• Task details: Your reply should be an exact copy of every entry, with the pictures removed.

────────────────────

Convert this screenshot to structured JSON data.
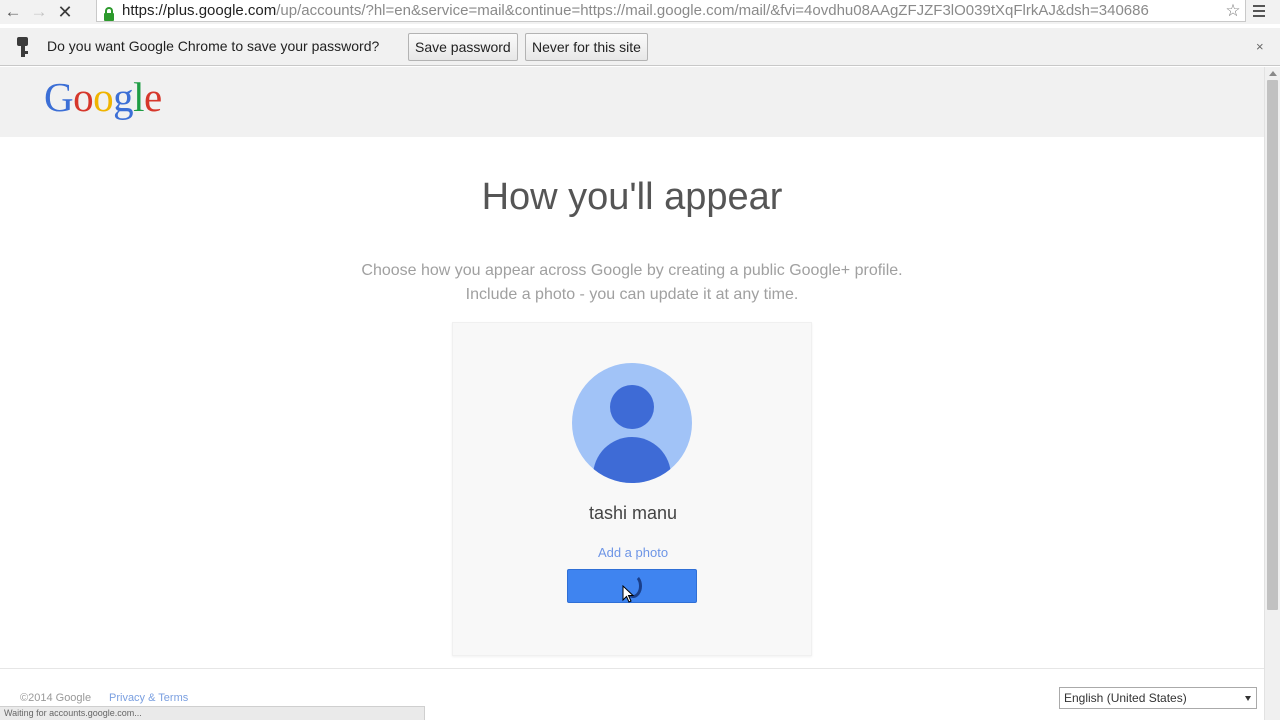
{
  "browser": {
    "url_host": "https://plus.google.com",
    "url_rest": "/up/accounts/?hl=en&service=mail&continue=https://mail.google.com/mail/&fvi=4ovdhu08AAgZFJZF3lO039tXqFlrkAJ&dsh=340686",
    "back_icon": "back-arrow-icon",
    "forward_icon": "forward-arrow-icon",
    "stop_icon": "stop-icon",
    "star_icon": "star-icon",
    "menu_icon": "hamburger-menu-icon"
  },
  "infobar": {
    "message": "Do you want Google Chrome to save your password?",
    "save_label": "Save password",
    "never_label": "Never for this site",
    "close_label": "×",
    "key_icon": "key-icon"
  },
  "logo": {
    "letters": [
      "G",
      "o",
      "o",
      "g",
      "l",
      "e"
    ],
    "colors": [
      "#3c6fd6",
      "#d6372b",
      "#f0b400",
      "#3c6fd6",
      "#1f9d45",
      "#d6372b"
    ]
  },
  "main": {
    "title": "How you'll appear",
    "subtitle_line1": "Choose how you appear across Google by creating a public Google+ profile.",
    "subtitle_line2": "Include a photo - you can update it at any time."
  },
  "card": {
    "name": "tashi manu",
    "add_photo": "Add a photo",
    "avatar_icon": "default-avatar-icon",
    "accent_color": "#3f84f0"
  },
  "footer": {
    "copyright": "©2014 Google",
    "privacy_terms": "Privacy & Terms",
    "language": "English (United States)"
  },
  "status": {
    "text": "Waiting for accounts.google.com..."
  }
}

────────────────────

• Reply to the exercise:
Convert this screenshot to structured JSON data.
{
  "browser": {
    "url_host": "https://plus.google.com",
    "url_rest": "/up/accounts/?hl=en&service=mail&continue=https://mail.google.com/mail/&fvi=4ovdhu08AAgZFJZF3lO039tXqFlrkAJ&dsh=340686",
    "back_icon": "back-arrow-icon",
    "forward_icon": "forward-arrow-icon",
    "stop_icon": "stop-icon",
    "star_icon": "star-icon",
    "menu_icon": "hamburger-menu-icon"
  },
  "infobar": {
    "message": "Do you want Google Chrome to save your password?",
    "save_label": "Save password",
    "never_label": "Never for this site",
    "close_label": "×",
    "key_icon": "key-icon"
  },
  "logo": {
    "letters": [
      "G",
      "o",
      "o",
      "g",
      "l",
      "e"
    ],
    "colors": [
      "#3c6fd6",
      "#d6372b",
      "#f0b400",
      "#3c6fd6",
      "#1f9d45",
      "#d6372b"
    ]
  },
  "main": {
    "title": "How you'll appear",
    "subtitle_line1": "Choose how you appear across Google by creating a public Google+ profile.",
    "subtitle_line2": "Include a photo - you can update it at any time."
  },
  "card": {
    "name": "tashi manu",
    "add_photo": "Add a photo",
    "avatar_icon": "default-avatar-icon",
    "accent_color": "#3f84f0"
  },
  "footer": {
    "copyright": "©2014 Google",
    "privacy_terms": "Privacy & Terms",
    "language": "English (United States)"
  },
  "status": {
    "text": "Waiting for accounts.google.com..."
  }
}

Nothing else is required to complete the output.